<<<<
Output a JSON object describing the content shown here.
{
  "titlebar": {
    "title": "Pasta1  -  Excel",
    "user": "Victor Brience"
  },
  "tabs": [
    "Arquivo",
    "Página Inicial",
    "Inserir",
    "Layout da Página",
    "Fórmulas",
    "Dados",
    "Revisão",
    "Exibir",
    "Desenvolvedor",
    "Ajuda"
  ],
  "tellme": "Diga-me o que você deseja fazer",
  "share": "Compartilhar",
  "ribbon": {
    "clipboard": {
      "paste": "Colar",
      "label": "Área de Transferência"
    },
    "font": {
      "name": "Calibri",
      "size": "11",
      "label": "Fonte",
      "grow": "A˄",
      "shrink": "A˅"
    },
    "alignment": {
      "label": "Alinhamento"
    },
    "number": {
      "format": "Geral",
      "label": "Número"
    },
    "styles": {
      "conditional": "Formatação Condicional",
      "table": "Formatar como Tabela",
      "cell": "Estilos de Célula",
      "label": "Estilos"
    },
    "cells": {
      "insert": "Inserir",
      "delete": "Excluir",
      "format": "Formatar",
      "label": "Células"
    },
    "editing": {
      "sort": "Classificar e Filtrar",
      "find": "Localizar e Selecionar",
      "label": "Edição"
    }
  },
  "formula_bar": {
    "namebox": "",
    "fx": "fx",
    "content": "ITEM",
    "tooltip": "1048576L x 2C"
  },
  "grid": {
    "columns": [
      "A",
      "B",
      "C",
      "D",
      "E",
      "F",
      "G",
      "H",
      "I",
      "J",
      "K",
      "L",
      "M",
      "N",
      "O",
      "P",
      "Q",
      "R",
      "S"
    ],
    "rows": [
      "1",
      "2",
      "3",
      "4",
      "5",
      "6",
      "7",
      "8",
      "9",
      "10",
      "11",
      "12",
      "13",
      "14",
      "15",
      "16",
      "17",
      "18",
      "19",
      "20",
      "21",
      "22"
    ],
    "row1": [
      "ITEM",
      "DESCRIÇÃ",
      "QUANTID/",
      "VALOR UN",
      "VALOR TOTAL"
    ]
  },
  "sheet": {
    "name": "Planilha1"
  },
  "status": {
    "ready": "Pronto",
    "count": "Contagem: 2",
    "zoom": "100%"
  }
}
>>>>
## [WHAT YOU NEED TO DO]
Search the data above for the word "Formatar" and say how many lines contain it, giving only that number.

## [SOLVED EXERCISE]
2